* WORK TASK: Repeat each entry below exactly, omitting any picture it holds.

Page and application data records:
━━━
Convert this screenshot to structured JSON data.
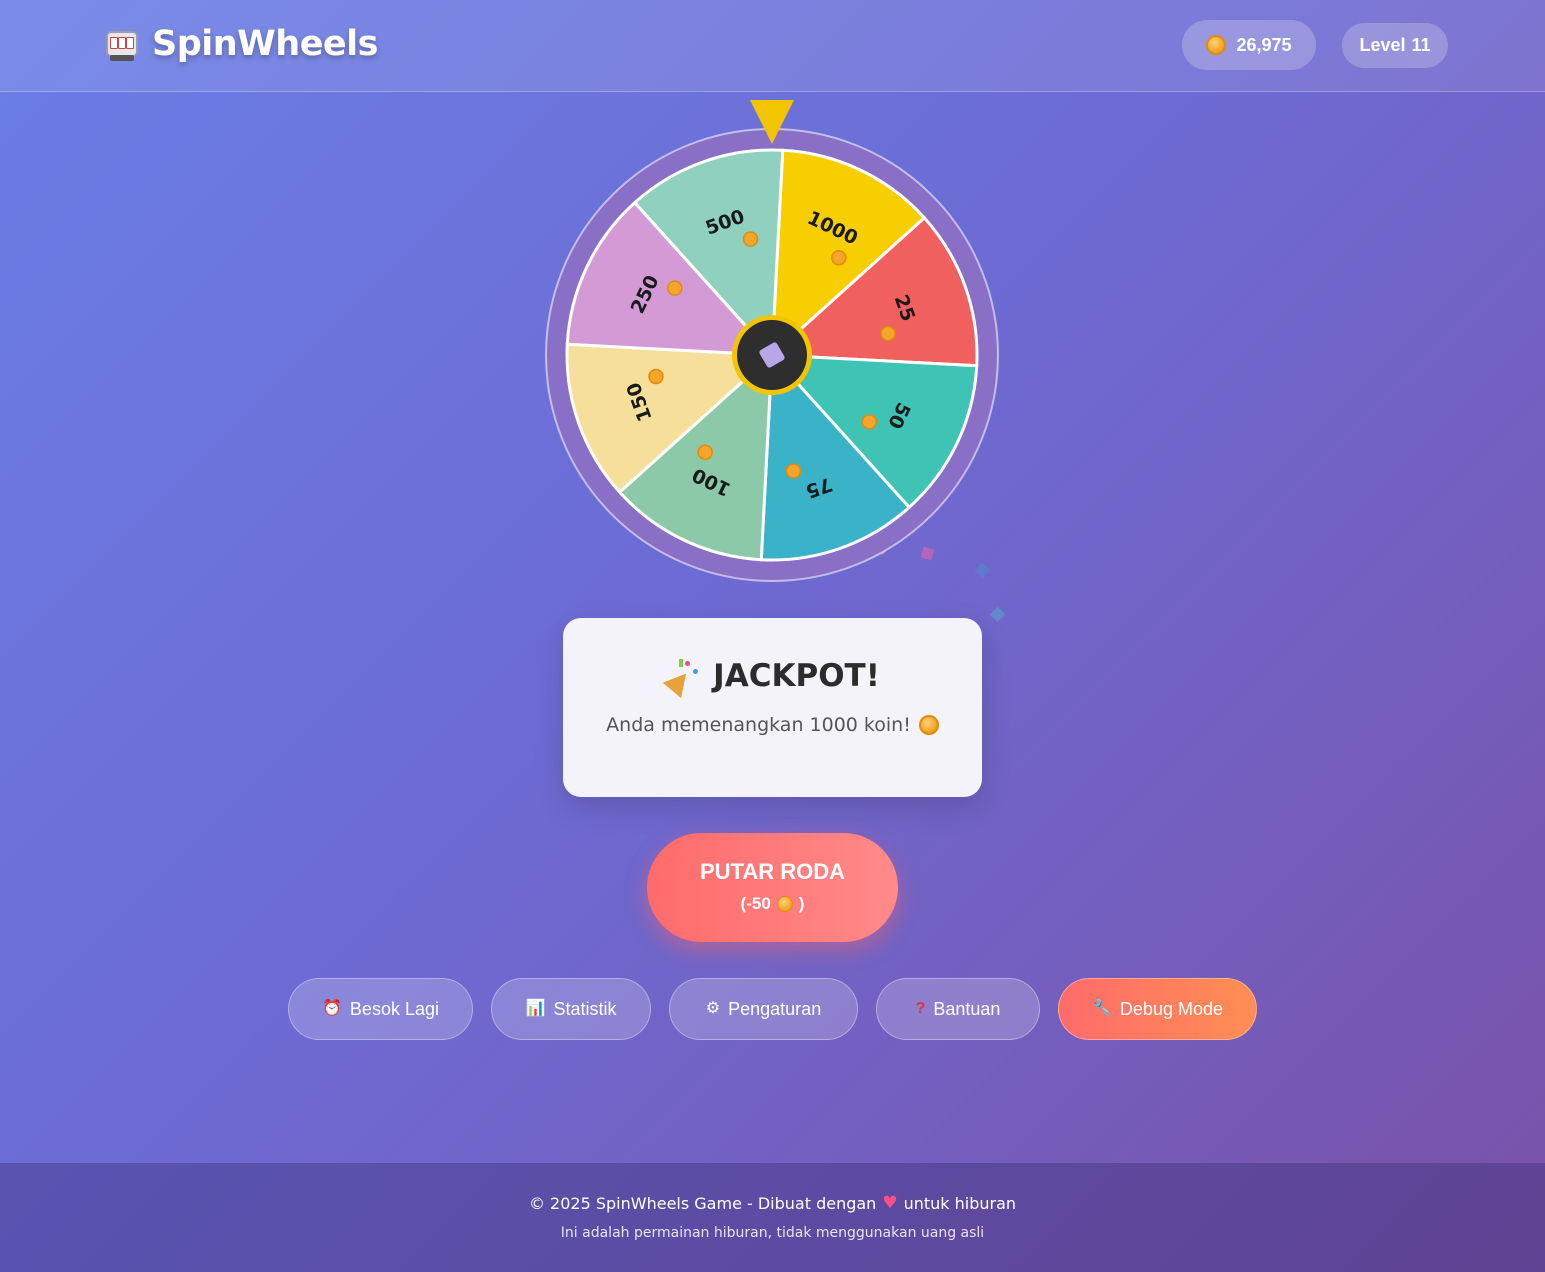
{
  "header": {
    "app_title": "SpinWheels",
    "coins": "26,975",
    "level_label": "Level",
    "level_value": "11"
  },
  "wheel": {
    "segments": [
      {
        "value": "1000",
        "color": "#f7cf00"
      },
      {
        "value": "25",
        "color": "#f0605f"
      },
      {
        "value": "50",
        "color": "#3ec3b5"
      },
      {
        "value": "75",
        "color": "#3ab3c9"
      },
      {
        "value": "100",
        "color": "#8cc9a9"
      },
      {
        "value": "150",
        "color": "#f5df9a"
      },
      {
        "value": "250",
        "color": "#d39ad6"
      },
      {
        "value": "500",
        "color": "#8fd0bf"
      }
    ],
    "rim_color": "#8a6fc7",
    "hub_color": "#2e2e2e",
    "pointer_color": "#f2c500"
  },
  "result": {
    "title": "JACKPOT!",
    "message": "Anda memenangkan 1000 koin!"
  },
  "spin_button": {
    "label": "PUTAR RODA",
    "cost_prefix": "(-50",
    "cost_suffix": ")"
  },
  "actions": [
    {
      "label": "Besok Lagi",
      "icon": "alarm-clock-icon"
    },
    {
      "label": "Statistik",
      "icon": "bar-chart-icon"
    },
    {
      "label": "Pengaturan",
      "icon": "gear-icon"
    },
    {
      "label": "Bantuan",
      "icon": "question-mark-icon"
    },
    {
      "label": "Debug Mode",
      "icon": "wrench-icon"
    }
  ],
  "footer": {
    "line1_before": "© 2025 SpinWheels Game - Dibuat dengan",
    "line1_after": "untuk hiburan",
    "line2": "Ini adalah permainan hiburan, tidak menggunakan uang asli"
  }
}
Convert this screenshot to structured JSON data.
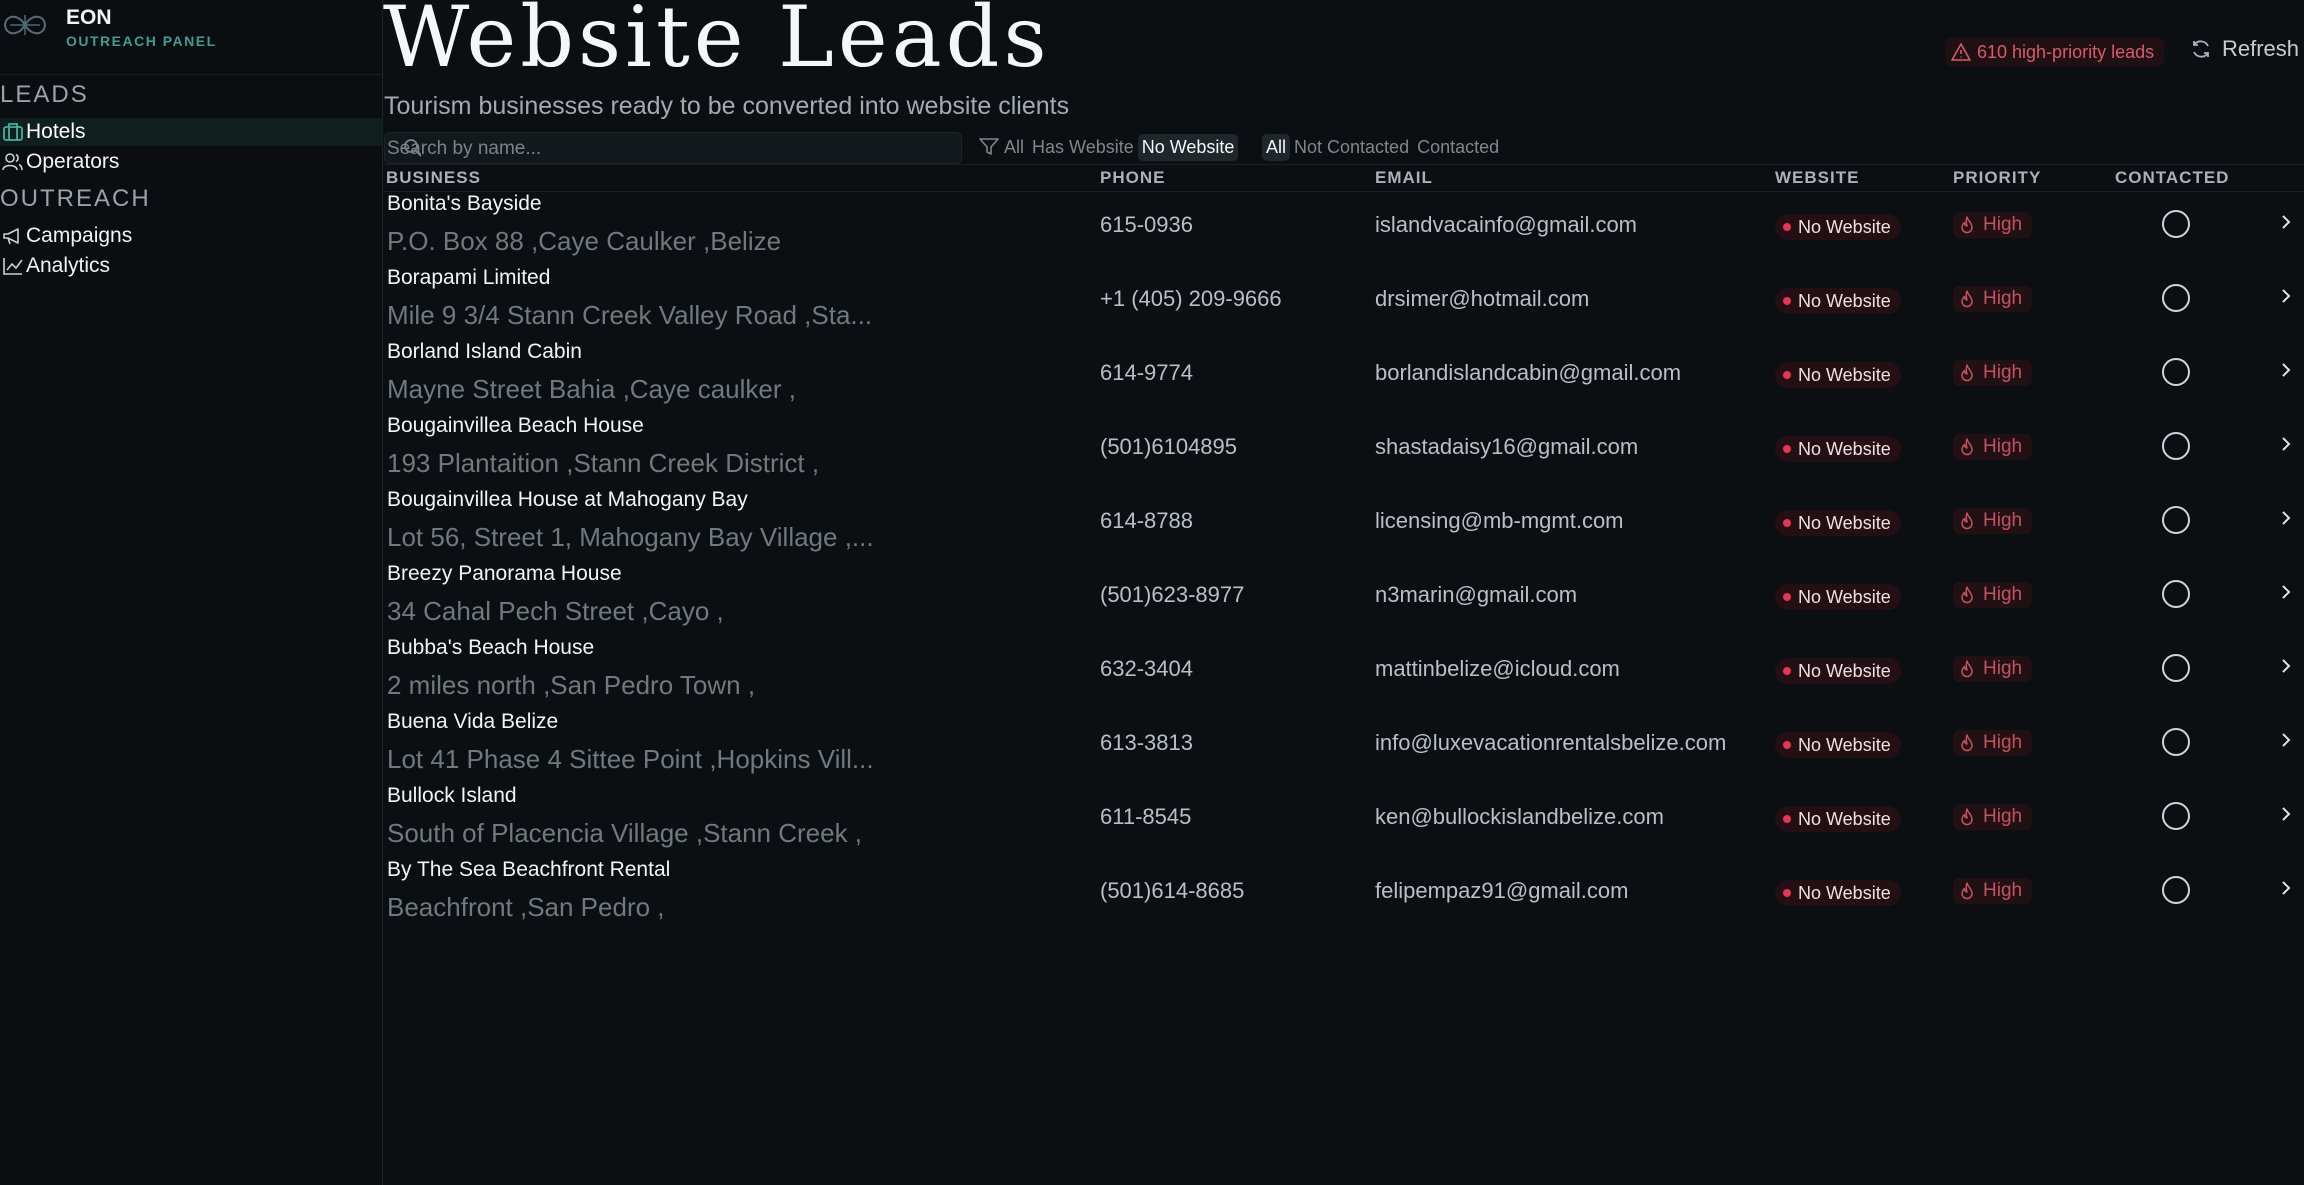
{
  "brand": {
    "title": "EON",
    "subtitle": "OUTREACH PANEL"
  },
  "sidebar": {
    "sections": [
      {
        "label": "LEADS",
        "items": [
          {
            "label": "Hotels",
            "icon": "luggage-icon",
            "active": true
          },
          {
            "label": "Operators",
            "icon": "users-icon",
            "active": false
          }
        ]
      },
      {
        "label": "OUTREACH",
        "items": [
          {
            "label": "Campaigns",
            "icon": "megaphone-icon",
            "active": false
          },
          {
            "label": "Analytics",
            "icon": "chart-line-icon",
            "active": false
          }
        ]
      }
    ]
  },
  "header": {
    "title": "Website Leads",
    "subtitle": "Tourism businesses ready to be converted into website clients",
    "alert": "610 high-priority leads",
    "refresh_label": "Refresh"
  },
  "search": {
    "placeholder": "Search by name...",
    "value": ""
  },
  "filters": {
    "website": {
      "options": [
        "All",
        "Has Website",
        "No Website"
      ],
      "selected": "No Website"
    },
    "contact": {
      "options": [
        "All",
        "Not Contacted",
        "Contacted"
      ],
      "selected": "All"
    }
  },
  "table": {
    "columns": [
      "BUSINESS",
      "PHONE",
      "EMAIL",
      "WEBSITE",
      "PRIORITY",
      "CONTACTED"
    ],
    "rows": [
      {
        "name": "Bonita's Bayside",
        "address": "P.O. Box 88 ,Caye Caulker ,Belize",
        "phone": "615-0936",
        "email": "islandvacainfo@gmail.com",
        "website": "No Website",
        "priority": "High"
      },
      {
        "name": "Borapami Limited",
        "address": "Mile 9 3/4 Stann Creek Valley Road ,Sta...",
        "phone": "+1 (405) 209-9666",
        "email": "drsimer@hotmail.com",
        "website": "No Website",
        "priority": "High"
      },
      {
        "name": "Borland Island Cabin",
        "address": "Mayne Street Bahia ,Caye caulker ,",
        "phone": "614-9774",
        "email": "borlandislandcabin@gmail.com",
        "website": "No Website",
        "priority": "High"
      },
      {
        "name": "Bougainvillea Beach House",
        "address": "193 Plantaition ,Stann Creek District ,",
        "phone": "(501)6104895",
        "email": "shastadaisy16@gmail.com",
        "website": "No Website",
        "priority": "High"
      },
      {
        "name": "Bougainvillea House at Mahogany Bay",
        "address": "Lot 56, Street 1, Mahogany Bay Village ,...",
        "phone": "614-8788",
        "email": "licensing@mb-mgmt.com",
        "website": "No Website",
        "priority": "High"
      },
      {
        "name": "Breezy Panorama House",
        "address": "34 Cahal Pech Street ,Cayo ,",
        "phone": "(501)623-8977",
        "email": "n3marin@gmail.com",
        "website": "No Website",
        "priority": "High"
      },
      {
        "name": "Bubba's Beach House",
        "address": "2 miles north ,San Pedro Town ,",
        "phone": "632-3404",
        "email": "mattinbelize@icloud.com",
        "website": "No Website",
        "priority": "High"
      },
      {
        "name": "Buena Vida Belize",
        "address": "Lot 41 Phase 4 Sittee Point ,Hopkins Vill...",
        "phone": "613-3813",
        "email": "info@luxevacationrentalsbelize.com",
        "website": "No Website",
        "priority": "High"
      },
      {
        "name": "Bullock Island",
        "address": "South of Placencia Village ,Stann Creek ,",
        "phone": "611-8545",
        "email": "ken@bullockislandbelize.com",
        "website": "No Website",
        "priority": "High"
      },
      {
        "name": "By The Sea Beachfront Rental",
        "address": "Beachfront ,San Pedro ,",
        "phone": "(501)614-8685",
        "email": "felipempaz91@gmail.com",
        "website": "No Website",
        "priority": "High"
      }
    ]
  },
  "colors": {
    "accent": "#3f9d93",
    "danger": "#e83554",
    "background": "#0b0f12"
  }
}
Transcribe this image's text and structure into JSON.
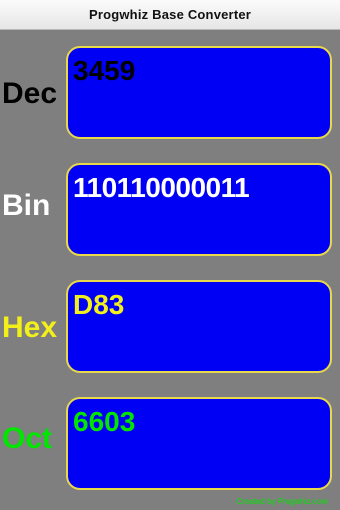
{
  "app": {
    "title": "Progwhiz Base Converter"
  },
  "colors": {
    "dec_label": "#000000",
    "bin_label": "#ffffff",
    "hex_label": "#f2ef1a",
    "oct_label": "#00e600",
    "dec_value": "#000000",
    "bin_value": "#ffffff",
    "hex_value": "#f2ef1a",
    "oct_value": "#00e600",
    "box_fill": "#0000f5",
    "box_border": "#e8d94a",
    "footer": "#00e600"
  },
  "rows": {
    "dec": {
      "label": "Dec",
      "value": "3459"
    },
    "bin": {
      "label": "Bin",
      "value": "110110000011"
    },
    "hex": {
      "label": "Hex",
      "value": "D83"
    },
    "oct": {
      "label": "Oct",
      "value": "6603"
    }
  },
  "footer": {
    "credit": "Created by Progwhiz.com"
  }
}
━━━
* RESPONSE:
Convert this screenshot to structured JSON data.
{
  "header": {
    "app_title": "SpinWheels",
    "coins": "26,975",
    "level_label": "Level",
    "level_value": "11"
  },
  "wheel": {
    "segments": [
      {
        "value": "1000",
        "color": "#f7cf00"
      },
      {
        "value": "25",
        "color": "#f0605f"
      },
      {
        "value": "50",
        "color": "#3ec3b5"
      },
      {
        "value": "75",
        "color": "#3ab3c9"
      },
      {
        "value": "100",
        "color": "#8cc9a9"
      },
      {
        "value": "150",
        "color": "#f5df9a"
      },
      {
        "value": "250",
        "color": "#d39ad6"
      },
      {
        "value": "500",
        "color": "#8fd0bf"
      }
    ],
    "rim_color": "#8a6fc7",
    "hub_color": "#2e2e2e",
    "pointer_color": "#f2c500"
  },
  "result": {
    "title": "JACKPOT!",
    "message": "Anda memenangkan 1000 koin!"
  },
  "spin_button": {
    "label": "PUTAR RODA",
    "cost_prefix": "(-50",
    "cost_suffix": ")"
  },
  "actions": [
    {
      "label": "Besok Lagi",
      "icon": "alarm-clock-icon"
    },
    {
      "label": "Statistik",
      "icon": "bar-chart-icon"
    },
    {
      "label": "Pengaturan",
      "icon": "gear-icon"
    },
    {
      "label": "Bantuan",
      "icon": "question-mark-icon"
    },
    {
      "label": "Debug Mode",
      "icon": "wrench-icon"
    }
  ],
  "footer": {
    "line1_before": "© 2025 SpinWheels Game - Dibuat dengan",
    "line1_after": "untuk hiburan",
    "line2": "Ini adalah permainan hiburan, tidak menggunakan uang asli"
  }
}
Convert this screenshot to structured JSON data.
{
  "brand": {
    "title": "EON",
    "subtitle": "OUTREACH PANEL"
  },
  "sidebar": {
    "sections": [
      {
        "label": "LEADS",
        "items": [
          {
            "label": "Hotels",
            "icon": "luggage-icon",
            "active": true
          },
          {
            "label": "Operators",
            "icon": "users-icon",
            "active": false
          }
        ]
      },
      {
        "label": "OUTREACH",
        "items": [
          {
            "label": "Campaigns",
            "icon": "megaphone-icon",
            "active": false
          },
          {
            "label": "Analytics",
            "icon": "chart-line-icon",
            "active": false
          }
        ]
      }
    ]
  },
  "header": {
    "title": "Website Leads",
    "subtitle": "Tourism businesses ready to be converted into website clients",
    "alert": "610 high-priority leads",
    "refresh_label": "Refresh"
  },
  "search": {
    "placeholder": "Search by name...",
    "value": ""
  },
  "filters": {
    "website": {
      "options": [
        "All",
        "Has Website",
        "No Website"
      ],
      "selected": "No Website"
    },
    "contact": {
      "options": [
        "All",
        "Not Contacted",
        "Contacted"
      ],
      "selected": "All"
    }
  },
  "table": {
    "columns": [
      "BUSINESS",
      "PHONE",
      "EMAIL",
      "WEBSITE",
      "PRIORITY",
      "CONTACTED"
    ],
    "rows": [
      {
        "name": "Bonita's Bayside",
        "address": "P.O. Box 88 ,Caye Caulker ,Belize",
        "phone": "615-0936",
        "email": "islandvacainfo@gmail.com",
        "website": "No Website",
        "priority": "High"
      },
      {
        "name": "Borapami Limited",
        "address": "Mile 9 3/4 Stann Creek Valley Road ,Sta...",
        "phone": "+1 (405) 209-9666",
        "email": "drsimer@hotmail.com",
        "website": "No Website",
        "priority": "High"
      },
      {
        "name": "Borland Island Cabin",
        "address": "Mayne Street Bahia ,Caye caulker ,",
        "phone": "614-9774",
        "email": "borlandislandcabin@gmail.com",
        "website": "No Website",
        "priority": "High"
      },
      {
        "name": "Bougainvillea Beach House",
        "address": "193 Plantaition ,Stann Creek District ,",
        "phone": "(501)6104895",
        "email": "shastadaisy16@gmail.com",
        "website": "No Website",
        "priority": "High"
      },
      {
        "name": "Bougainvillea House at Mahogany Bay",
        "address": "Lot 56, Street 1, Mahogany Bay Village ,...",
        "phone": "614-8788",
        "email": "licensing@mb-mgmt.com",
        "website": "No Website",
        "priority": "High"
      },
      {
        "name": "Breezy Panorama House",
        "address": "34 Cahal Pech Street ,Cayo ,",
        "phone": "(501)623-8977",
        "email": "n3marin@gmail.com",
        "website": "No Website",
        "priority": "High"
      },
      {
        "name": "Bubba's Beach House",
        "address": "2 miles north ,San Pedro Town ,",
        "phone": "632-3404",
        "email": "mattinbelize@icloud.com",
        "website": "No Website",
        "priority": "High"
      },
      {
        "name": "Buena Vida Belize",
        "address": "Lot 41 Phase 4 Sittee Point ,Hopkins Vill...",
        "phone": "613-3813",
        "email": "info@luxevacationrentalsbelize.com",
        "website": "No Website",
        "priority": "High"
      },
      {
        "name": "Bullock Island",
        "address": "South of Placencia Village ,Stann Creek ,",
        "phone": "611-8545",
        "email": "ken@bullockislandbelize.com",
        "website": "No Website",
        "priority": "High"
      },
      {
        "name": "By The Sea Beachfront Rental",
        "address": "Beachfront ,San Pedro ,",
        "phone": "(501)614-8685",
        "email": "felipempaz91@gmail.com",
        "website": "No Website",
        "priority": "High"
      }
    ]
  },
  "colors": {
    "accent": "#3f9d93",
    "danger": "#e83554",
    "background": "#0b0f12"
  }
}
Transcribe this image's text and structure into JSON.
{
  "app": {
    "title": "Progwhiz Base Converter"
  },
  "colors": {
    "dec_label": "#000000",
    "bin_label": "#ffffff",
    "hex_label": "#f2ef1a",
    "oct_label": "#00e600",
    "dec_value": "#000000",
    "bin_value": "#ffffff",
    "hex_value": "#f2ef1a",
    "oct_value": "#00e600",
    "box_fill": "#0000f5",
    "box_border": "#e8d94a",
    "footer": "#00e600"
  },
  "rows": {
    "dec": {
      "label": "Dec",
      "value": "3459"
    },
    "bin": {
      "label": "Bin",
      "value": "110110000011"
    },
    "hex": {
      "label": "Hex",
      "value": "D83"
    },
    "oct": {
      "label": "Oct",
      "value": "6603"
    }
  },
  "footer": {
    "credit": "Created by Progwhiz.com"
  }
}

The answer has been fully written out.